|Values are valid only on day of printing.|
Congenital disorders of glycosylation (CDG) are a group of more than 45 inherited conditions affecting several steps in the glycosylation of proteins. CDG can present with a broad clinical spectrum from developmental delay to multiorgan involvement (eg, liver disease, developmental delay, failure to thrive, chronic diarrhea, abnormal subcutaneous fat distribution, retinitis pigmentosa, cutis laxa, etc.).
CDG are classified into 2 groups:
A third type- SLC35A2- was recently recognized with new genetic defects.

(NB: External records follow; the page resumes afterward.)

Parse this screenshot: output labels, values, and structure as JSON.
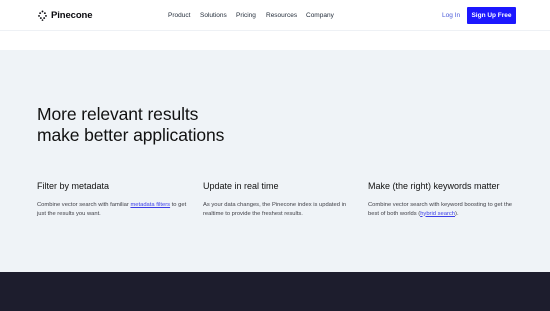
{
  "header": {
    "logo_text": "Pinecone",
    "nav": [
      "Product",
      "Solutions",
      "Pricing",
      "Resources",
      "Company"
    ],
    "login_label": "Log In",
    "signup_label": "Sign Up Free"
  },
  "hero": {
    "headline_line1": "More relevant results",
    "headline_line2": "make better applications"
  },
  "features": [
    {
      "title": "Filter by metadata",
      "text_before": "Combine vector search with familiar ",
      "link": "metadata filters",
      "text_after": " to get just the results you want."
    },
    {
      "title": "Update in real time",
      "text_before": "As your data changes, the Pinecone index is updated in realtime to provide the freshest results.",
      "link": "",
      "text_after": ""
    },
    {
      "title": "Make (the right) keywords matter",
      "text_before": "Combine vector search with keyword boosting to get the best of both worlds (",
      "link": "hybrid search",
      "text_after": ")."
    }
  ],
  "colors": {
    "accent": "#1c17ff",
    "band": "#eff3f7",
    "dark_band": "#1d1d2d",
    "link": "#3b3ee8"
  }
}
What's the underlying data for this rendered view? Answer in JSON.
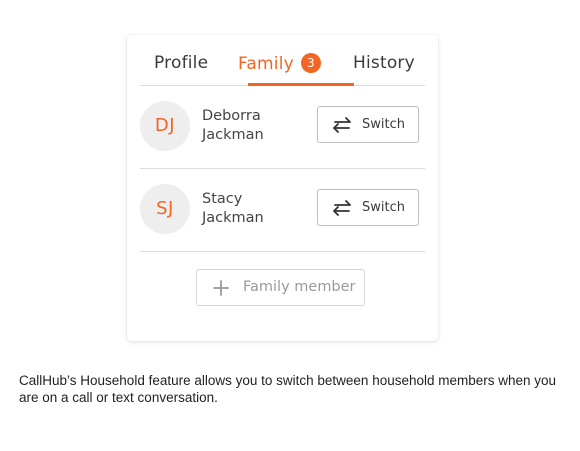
{
  "tabs": [
    {
      "label": "Profile"
    },
    {
      "label": "Family",
      "badge": "3",
      "active": true
    },
    {
      "label": "History"
    }
  ],
  "members": [
    {
      "initials": "DJ",
      "first_name": "Deborra",
      "last_name": "Jackman",
      "action_label": "Switch",
      "action_icon": "switch-arrows-icon"
    },
    {
      "initials": "SJ",
      "first_name": "Stacy",
      "last_name": "Jackman",
      "action_label": "Switch",
      "action_icon": "switch-arrows-icon"
    }
  ],
  "add_button": {
    "label": "Family member",
    "icon": "plus-icon"
  },
  "caption": "CallHub’s Household feature allows you to switch between household members when you are on a call or text conversation.",
  "colors": {
    "accent": "#f26522",
    "avatar_bg": "#eeeeee",
    "divider": "#dcdcdc",
    "text": "#3a3a3a"
  }
}
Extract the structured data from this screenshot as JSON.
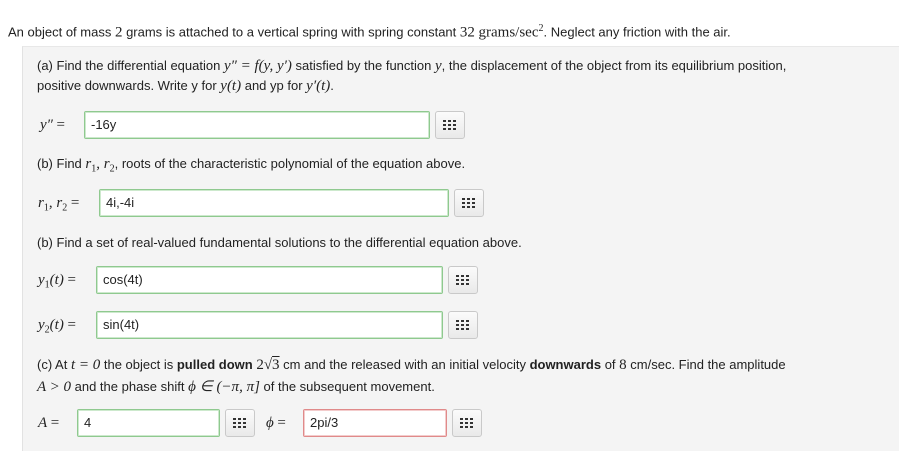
{
  "intro": {
    "pre": "An object of mass ",
    "mass": "2",
    "mid": " grams is attached to a vertical spring with spring constant ",
    "k": "32",
    "unit": "grams/sec",
    "unit_exp": "2",
    "post": ". Neglect any friction with the air."
  },
  "part_a": {
    "t1": "(a) Find the differential equation ",
    "eq": "y″ = f(y, y′)",
    "t2": " satisfied by the function ",
    "var": "y",
    "t3": ", the displacement of the object from its equilibrium position,",
    "line2_t1": "positive downwards. Write y for ",
    "yt": "y(t)",
    "line2_t2": " and yp for ",
    "ypt": "y′(t)",
    "line2_t3": ".",
    "label": "y″",
    "value": "-16y"
  },
  "part_b1": {
    "t1": "(b) Find ",
    "r1": "r",
    "r1sub": "1",
    "r2": "r",
    "r2sub": "2",
    "t2": ", roots of the characteristic polynomial of the equation above.",
    "value": "4i,-4i"
  },
  "part_b2": {
    "text": "(b) Find a set of real-valued fundamental solutions to the differential equation above.",
    "y1_value": "cos(4t)",
    "y2_value": "sin(4t)"
  },
  "part_c": {
    "t1": "(c) At ",
    "t_eq": "t = 0",
    "t2": " the object is ",
    "bold1": "pulled down",
    "disp_coef": "2",
    "disp_rad": "3",
    "t3": " cm and the released with an initial velocity ",
    "bold2": "downwards",
    "t4": " of ",
    "vel": "8",
    "t5": " cm/sec. Find the amplitude",
    "line2_amp": "A > 0",
    "line2_t1": " and the phase shift ",
    "line2_phi": "ϕ ∈ (−π, π]",
    "line2_t2": " of the subsequent movement.",
    "A_label": "A",
    "A_value": "4",
    "phi_label": "ϕ",
    "phi_value": "2pi/3"
  },
  "colors": {
    "correct_border": "#8fc98f",
    "incorrect_border": "#e08a8a",
    "panel_bg": "#f4f4f4"
  },
  "icons": [
    "grid-icon"
  ]
}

Transferrin and apolipoprotein CIII are abundant and highly glycosylated serum proteins. Abnormal transferrin or apolipoprotein CIII isoforms are typically observed in Type I and Type II CDG, respectively. Accordingly, structural analysis of these proteins in serum provides a fast and cost-effective screening test for CDGs and is indicated for the evaluation of patients with developmental delay, failure to thrive, unexplained liver dysfunction, stroke-like episodes, seizures and muscle hypotonia, regardless of the patient’s age. The absence of the classical findings of abnormal fat deposit and inverted nipples does not exclude CDG.